First of all, his biblical exegesis of multiple Adams with its presumption of separate racial origins (and hierarchies) incurred the ire of the vast majority of the Christian community even in his own day, with only Southern sympathizers rushing to its defense more for political than religious reasons. Orthodoxy was quickly cast aside by apologists for the South’s “peculiar institution,” a dubious alliance at best for a man of science like Agassiz.
Not Far from Darwin
But second, and more importantly, Agassiz’s racial views were not, in the final analysis, that far from Darwin’s own. Like Darwin, Agassiz was convinced that craniometry was an accurate measure of racial difference and mental capacity. Darwin’s approving references to the craniometric data of Paul Broca and Joseph Barnard Davis were matched by Agassiz’s embrace of Samuel George Morton’s Crania Americana (1839) and Crania Ægyptiaca (1844). Despite Agassiz’s vocal opposition to Darwinian evolution, he ended up siding with Darwin on the race question. Thomas Henry Huxley largely echoed Darwin’s and Agassiz’s sentiments on race.
How could this be? It turns out Agassiz makes the same mistake Darwin did; he failed to make an all-important distinction between human and animal. Agassiz wrote, “the differences existing between races of men are of the same kind as the differences observed between the different families, genera, and species of monkeys or other animals; and that these different species of animals differ in the same degree one from the other as the races of men,” some even more so. Agassiz emphasized that this is “one of the most important and unexpected features in the Natural History of Mankind.” This is hardly different from Darwin’s own assertion in his Descent of Man (1871) that there is “no fundamental difference between man and the higher mammals in their mental faculties.” Whatever Agassiz’s “creationist” commitments, he (like Darwin) made a cardinal error: he rejected human exceptionalism, a foundational Judeo-Christian concept. In short, Agassiz practiced heterodox religion and bad science.
Praise for Richard Owen
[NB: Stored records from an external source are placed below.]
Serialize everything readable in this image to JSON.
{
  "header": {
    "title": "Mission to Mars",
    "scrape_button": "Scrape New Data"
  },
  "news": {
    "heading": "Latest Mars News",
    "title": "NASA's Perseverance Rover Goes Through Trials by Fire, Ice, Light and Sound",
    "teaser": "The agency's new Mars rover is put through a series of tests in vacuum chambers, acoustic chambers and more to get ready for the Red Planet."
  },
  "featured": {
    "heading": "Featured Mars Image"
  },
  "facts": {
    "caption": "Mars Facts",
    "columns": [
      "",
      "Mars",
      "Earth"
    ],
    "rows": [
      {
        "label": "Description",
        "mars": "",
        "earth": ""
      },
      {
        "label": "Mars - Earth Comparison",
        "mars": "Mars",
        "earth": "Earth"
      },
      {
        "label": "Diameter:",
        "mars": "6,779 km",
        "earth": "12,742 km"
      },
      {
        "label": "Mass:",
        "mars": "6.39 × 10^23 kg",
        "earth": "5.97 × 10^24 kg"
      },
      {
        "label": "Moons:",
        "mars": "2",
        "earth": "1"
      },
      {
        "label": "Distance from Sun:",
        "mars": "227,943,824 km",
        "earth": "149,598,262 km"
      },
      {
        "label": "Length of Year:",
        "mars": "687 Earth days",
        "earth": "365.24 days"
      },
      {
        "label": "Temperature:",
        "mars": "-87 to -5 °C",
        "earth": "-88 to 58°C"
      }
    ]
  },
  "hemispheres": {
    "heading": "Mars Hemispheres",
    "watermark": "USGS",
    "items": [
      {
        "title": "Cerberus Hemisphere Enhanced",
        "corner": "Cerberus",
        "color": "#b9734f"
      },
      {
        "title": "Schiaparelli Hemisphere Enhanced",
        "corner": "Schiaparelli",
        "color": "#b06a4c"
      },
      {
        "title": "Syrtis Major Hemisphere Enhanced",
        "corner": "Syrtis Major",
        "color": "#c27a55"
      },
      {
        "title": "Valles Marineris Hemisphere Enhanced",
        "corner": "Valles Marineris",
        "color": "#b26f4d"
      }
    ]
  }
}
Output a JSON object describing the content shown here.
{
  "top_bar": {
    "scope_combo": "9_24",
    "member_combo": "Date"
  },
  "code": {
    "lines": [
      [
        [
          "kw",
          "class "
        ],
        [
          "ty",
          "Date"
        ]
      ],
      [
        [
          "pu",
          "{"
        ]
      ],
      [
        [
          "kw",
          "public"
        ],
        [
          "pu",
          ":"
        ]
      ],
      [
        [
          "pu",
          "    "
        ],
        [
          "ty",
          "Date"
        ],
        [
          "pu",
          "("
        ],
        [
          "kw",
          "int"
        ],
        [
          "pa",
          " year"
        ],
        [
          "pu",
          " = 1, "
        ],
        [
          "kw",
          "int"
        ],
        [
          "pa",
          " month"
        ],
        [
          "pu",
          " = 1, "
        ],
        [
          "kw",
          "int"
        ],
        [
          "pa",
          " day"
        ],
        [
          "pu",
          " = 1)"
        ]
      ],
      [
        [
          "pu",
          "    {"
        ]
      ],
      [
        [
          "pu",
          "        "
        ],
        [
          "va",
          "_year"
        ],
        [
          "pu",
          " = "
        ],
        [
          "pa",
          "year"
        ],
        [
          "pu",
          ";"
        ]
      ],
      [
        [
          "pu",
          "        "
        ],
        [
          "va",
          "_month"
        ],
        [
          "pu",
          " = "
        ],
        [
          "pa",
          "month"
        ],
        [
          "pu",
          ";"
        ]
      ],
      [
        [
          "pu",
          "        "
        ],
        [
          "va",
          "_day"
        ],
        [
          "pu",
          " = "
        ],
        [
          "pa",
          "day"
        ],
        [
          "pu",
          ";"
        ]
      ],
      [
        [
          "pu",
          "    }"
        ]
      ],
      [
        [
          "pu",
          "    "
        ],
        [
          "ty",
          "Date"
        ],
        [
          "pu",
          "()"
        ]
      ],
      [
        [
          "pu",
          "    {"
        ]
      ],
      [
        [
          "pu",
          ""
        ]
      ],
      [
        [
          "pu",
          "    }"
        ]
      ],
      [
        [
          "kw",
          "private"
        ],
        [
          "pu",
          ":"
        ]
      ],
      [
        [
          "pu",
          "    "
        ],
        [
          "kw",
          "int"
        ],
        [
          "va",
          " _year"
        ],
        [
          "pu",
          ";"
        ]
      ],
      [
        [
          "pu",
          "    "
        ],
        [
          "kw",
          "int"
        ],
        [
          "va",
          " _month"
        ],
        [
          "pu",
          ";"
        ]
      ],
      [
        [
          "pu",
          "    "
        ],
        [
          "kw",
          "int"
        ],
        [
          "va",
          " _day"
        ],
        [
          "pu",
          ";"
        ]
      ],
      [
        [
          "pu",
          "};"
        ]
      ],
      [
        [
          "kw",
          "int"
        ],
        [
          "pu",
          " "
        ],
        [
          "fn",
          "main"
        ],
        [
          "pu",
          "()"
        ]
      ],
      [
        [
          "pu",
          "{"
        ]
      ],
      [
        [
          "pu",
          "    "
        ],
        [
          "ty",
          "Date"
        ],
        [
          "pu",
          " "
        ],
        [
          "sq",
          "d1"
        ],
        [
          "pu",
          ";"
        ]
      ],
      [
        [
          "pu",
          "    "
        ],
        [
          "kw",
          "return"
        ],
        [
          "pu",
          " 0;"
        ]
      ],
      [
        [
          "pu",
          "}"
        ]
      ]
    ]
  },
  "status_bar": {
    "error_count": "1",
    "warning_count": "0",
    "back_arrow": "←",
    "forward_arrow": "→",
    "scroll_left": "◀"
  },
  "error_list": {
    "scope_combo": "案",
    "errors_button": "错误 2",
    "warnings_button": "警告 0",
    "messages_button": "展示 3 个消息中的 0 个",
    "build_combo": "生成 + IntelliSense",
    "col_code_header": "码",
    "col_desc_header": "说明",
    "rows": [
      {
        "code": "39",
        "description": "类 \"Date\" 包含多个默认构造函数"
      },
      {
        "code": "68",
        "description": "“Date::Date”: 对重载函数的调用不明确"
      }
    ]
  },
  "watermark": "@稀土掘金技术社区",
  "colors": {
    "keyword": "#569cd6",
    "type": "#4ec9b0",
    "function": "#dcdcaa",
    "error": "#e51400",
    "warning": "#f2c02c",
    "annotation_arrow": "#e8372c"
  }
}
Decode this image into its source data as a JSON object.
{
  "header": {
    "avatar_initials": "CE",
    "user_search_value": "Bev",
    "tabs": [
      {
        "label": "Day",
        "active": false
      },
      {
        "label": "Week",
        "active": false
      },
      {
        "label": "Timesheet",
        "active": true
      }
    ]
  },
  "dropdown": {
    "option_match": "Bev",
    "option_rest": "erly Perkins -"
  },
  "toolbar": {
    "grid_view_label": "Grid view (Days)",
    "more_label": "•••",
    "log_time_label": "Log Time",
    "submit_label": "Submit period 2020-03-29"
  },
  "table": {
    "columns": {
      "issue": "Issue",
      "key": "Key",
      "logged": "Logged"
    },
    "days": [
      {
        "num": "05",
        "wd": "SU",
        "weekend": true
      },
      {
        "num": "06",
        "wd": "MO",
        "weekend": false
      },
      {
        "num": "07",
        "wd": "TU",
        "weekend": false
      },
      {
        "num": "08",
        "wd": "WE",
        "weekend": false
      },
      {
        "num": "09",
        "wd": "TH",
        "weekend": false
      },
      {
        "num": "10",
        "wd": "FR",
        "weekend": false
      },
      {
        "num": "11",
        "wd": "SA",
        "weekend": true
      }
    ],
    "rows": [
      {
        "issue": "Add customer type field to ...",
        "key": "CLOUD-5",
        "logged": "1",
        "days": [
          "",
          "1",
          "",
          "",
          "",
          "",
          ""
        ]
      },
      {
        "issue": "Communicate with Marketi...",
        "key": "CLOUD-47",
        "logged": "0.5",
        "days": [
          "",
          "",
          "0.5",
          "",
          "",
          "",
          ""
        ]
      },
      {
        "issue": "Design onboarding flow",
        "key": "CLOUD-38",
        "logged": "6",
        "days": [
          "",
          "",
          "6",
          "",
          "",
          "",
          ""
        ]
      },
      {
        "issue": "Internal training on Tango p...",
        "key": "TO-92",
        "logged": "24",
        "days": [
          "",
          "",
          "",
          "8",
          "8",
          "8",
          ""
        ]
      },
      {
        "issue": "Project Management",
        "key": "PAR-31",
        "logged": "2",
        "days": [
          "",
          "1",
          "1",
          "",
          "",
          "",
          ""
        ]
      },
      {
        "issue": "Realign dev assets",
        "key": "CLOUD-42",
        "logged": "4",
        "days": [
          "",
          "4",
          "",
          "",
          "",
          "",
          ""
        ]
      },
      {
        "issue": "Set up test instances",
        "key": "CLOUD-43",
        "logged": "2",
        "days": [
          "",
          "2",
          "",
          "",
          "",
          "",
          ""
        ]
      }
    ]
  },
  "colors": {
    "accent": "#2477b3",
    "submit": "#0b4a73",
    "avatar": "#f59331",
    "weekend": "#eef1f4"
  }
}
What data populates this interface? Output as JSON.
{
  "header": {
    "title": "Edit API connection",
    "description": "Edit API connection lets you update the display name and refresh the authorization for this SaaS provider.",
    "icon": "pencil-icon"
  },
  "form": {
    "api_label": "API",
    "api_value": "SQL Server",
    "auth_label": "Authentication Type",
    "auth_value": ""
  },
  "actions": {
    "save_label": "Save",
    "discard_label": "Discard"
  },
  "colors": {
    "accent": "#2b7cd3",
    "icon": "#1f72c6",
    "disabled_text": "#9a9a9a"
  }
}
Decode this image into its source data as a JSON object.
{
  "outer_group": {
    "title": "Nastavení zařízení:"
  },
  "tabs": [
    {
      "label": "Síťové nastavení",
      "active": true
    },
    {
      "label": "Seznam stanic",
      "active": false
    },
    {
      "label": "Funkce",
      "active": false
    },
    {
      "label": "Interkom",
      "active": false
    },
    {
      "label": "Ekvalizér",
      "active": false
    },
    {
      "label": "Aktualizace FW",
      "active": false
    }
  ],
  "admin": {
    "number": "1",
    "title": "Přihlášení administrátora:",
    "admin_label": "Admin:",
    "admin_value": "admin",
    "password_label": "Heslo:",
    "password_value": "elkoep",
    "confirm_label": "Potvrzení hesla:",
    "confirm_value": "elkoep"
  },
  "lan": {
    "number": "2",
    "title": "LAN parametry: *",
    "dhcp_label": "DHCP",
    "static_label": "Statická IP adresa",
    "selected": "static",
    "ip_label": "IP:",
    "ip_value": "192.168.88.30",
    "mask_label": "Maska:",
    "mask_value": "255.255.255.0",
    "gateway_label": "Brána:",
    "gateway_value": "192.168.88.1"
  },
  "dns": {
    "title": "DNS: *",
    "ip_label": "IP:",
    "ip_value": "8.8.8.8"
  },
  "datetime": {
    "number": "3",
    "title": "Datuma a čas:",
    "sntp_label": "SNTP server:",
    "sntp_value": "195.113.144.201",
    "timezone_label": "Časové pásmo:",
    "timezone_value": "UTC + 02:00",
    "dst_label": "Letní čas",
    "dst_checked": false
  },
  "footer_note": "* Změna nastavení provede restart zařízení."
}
If I had to praise a contemporary of both Agassiz and Darwin who did not share these untenable notions it would be Richard Owen, an opponent of Darwin who defended racial equality on scientific grounds and held to a structuralist formulation of nature fully compatible with purpose and human exceptionalism. Owen’s courageous defense of racial equality and Huxley’s disingenuous Darwinian racism is carefully examined in Christopher E. Cosans’s Owen’s Ape & Darwin’s Bulldog.
Whenever I think of Agassiz I can only recall his statue buried in the pavement in front of the Stanford zoology building following the San Francisco earthquake of 1906, a tragicomic reminder of a once famous scientist who ended up irrelevant even to a fellow Darwin doubter like American science polymath James Dwight Dana. As I conclude in my essay, “Agassiz became a lamentable figure lost in the murky shadows of his own Platonist forms.” And there he will likely remain.
Photo: Statue of Agassiz buried in the pavement, 1906, Stanford University, by Frank Davey / Public domain.